_What to do_. Your task is to copy each line in the listing that includes the word "when".

----- Material supplied

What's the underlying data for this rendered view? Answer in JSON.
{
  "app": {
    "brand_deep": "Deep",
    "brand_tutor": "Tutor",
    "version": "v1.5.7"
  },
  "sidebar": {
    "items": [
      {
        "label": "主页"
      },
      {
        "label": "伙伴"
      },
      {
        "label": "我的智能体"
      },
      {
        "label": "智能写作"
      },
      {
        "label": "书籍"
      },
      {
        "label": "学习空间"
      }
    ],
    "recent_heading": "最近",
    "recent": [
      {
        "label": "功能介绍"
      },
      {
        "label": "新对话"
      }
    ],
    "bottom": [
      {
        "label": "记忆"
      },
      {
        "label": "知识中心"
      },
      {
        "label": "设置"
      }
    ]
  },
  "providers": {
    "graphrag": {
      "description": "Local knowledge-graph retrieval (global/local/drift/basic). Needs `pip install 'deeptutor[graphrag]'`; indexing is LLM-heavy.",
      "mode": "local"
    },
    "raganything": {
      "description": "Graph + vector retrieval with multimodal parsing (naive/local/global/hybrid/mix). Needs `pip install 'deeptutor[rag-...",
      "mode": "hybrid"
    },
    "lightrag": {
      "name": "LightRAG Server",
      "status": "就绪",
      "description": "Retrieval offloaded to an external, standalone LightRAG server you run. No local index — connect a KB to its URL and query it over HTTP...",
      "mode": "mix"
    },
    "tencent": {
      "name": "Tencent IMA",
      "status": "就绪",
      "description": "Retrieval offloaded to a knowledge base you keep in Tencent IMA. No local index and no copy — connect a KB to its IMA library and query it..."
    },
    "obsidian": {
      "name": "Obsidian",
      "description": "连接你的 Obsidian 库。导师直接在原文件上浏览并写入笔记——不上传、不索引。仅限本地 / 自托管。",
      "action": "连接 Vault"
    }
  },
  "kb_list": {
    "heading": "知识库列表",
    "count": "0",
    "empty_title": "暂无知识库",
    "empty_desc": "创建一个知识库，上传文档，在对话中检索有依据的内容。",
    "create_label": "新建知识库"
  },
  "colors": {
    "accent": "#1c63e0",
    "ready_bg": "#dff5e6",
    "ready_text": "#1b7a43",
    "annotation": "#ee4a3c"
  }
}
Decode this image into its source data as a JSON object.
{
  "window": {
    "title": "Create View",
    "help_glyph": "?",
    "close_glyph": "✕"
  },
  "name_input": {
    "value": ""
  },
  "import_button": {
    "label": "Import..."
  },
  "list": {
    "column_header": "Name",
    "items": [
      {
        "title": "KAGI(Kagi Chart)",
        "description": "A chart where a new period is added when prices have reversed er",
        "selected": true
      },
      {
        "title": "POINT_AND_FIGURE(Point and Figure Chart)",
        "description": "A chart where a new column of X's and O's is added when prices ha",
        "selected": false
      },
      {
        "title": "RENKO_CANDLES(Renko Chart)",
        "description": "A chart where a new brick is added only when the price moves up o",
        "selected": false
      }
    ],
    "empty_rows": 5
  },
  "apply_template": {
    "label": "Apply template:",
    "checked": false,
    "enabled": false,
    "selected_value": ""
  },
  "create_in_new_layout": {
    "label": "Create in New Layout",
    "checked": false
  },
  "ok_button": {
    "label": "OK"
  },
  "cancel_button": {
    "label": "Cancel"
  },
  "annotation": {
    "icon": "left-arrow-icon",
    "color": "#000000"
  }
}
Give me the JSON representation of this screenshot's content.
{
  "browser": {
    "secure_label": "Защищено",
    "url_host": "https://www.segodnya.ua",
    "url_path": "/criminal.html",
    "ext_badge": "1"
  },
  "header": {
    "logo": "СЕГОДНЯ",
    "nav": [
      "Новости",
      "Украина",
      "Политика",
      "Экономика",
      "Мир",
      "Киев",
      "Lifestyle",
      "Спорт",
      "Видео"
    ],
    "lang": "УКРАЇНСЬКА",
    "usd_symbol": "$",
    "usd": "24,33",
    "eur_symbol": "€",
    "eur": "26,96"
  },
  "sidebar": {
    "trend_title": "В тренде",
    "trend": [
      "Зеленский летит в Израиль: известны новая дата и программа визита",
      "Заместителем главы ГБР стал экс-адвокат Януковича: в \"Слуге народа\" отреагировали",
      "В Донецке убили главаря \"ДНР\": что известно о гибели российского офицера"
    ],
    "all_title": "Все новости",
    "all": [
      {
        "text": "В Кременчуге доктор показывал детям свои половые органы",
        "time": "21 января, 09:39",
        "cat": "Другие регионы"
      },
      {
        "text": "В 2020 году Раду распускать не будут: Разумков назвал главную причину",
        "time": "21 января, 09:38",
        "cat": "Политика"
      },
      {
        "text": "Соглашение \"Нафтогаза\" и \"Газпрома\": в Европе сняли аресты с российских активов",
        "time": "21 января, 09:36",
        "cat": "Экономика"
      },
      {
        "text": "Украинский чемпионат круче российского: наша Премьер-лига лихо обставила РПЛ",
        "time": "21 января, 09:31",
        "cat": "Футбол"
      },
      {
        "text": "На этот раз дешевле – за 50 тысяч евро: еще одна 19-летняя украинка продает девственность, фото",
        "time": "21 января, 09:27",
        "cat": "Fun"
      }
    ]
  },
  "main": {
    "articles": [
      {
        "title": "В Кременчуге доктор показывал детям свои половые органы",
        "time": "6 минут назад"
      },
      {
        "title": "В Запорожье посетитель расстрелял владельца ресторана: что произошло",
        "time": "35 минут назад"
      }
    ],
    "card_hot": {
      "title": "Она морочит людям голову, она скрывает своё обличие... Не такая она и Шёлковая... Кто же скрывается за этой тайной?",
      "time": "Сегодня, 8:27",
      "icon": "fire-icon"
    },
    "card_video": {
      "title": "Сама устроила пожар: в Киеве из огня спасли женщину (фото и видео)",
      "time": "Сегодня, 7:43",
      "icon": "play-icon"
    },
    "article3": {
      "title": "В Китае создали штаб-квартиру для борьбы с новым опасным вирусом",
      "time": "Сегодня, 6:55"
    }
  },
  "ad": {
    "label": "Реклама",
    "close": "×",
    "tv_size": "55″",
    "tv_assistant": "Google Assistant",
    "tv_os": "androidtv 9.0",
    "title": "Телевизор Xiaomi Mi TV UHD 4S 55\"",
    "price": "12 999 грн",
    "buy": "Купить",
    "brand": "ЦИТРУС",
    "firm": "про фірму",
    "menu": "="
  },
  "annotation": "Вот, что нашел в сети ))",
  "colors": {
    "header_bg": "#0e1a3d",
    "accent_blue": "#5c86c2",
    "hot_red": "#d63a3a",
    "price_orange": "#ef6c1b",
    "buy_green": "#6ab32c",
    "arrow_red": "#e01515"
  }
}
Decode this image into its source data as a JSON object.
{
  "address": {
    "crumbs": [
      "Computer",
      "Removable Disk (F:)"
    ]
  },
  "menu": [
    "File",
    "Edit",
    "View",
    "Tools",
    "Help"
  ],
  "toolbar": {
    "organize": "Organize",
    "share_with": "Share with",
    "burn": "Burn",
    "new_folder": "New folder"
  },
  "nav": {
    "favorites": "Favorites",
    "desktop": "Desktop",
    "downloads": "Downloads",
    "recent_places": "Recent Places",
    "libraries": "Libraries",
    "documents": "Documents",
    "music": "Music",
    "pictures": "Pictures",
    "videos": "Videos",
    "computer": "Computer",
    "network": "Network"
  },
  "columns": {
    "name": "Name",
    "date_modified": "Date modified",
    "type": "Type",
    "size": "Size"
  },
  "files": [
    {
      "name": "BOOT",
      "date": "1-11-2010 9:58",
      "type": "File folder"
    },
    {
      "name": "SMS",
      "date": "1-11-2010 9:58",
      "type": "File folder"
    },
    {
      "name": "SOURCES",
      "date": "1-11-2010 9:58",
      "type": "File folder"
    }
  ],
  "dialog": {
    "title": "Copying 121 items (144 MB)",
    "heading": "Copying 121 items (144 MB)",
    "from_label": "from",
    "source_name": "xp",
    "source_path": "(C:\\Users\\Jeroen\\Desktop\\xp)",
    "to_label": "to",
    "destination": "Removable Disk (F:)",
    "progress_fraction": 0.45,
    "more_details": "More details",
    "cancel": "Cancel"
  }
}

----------

_Reply to the exercise_.
        "description": "A chart where a new period is added when prices have reversed er",
        "description": "A chart where a new column of X's and O's is added when prices ha",
        "description": "A chart where a new brick is added only when the price moves up o",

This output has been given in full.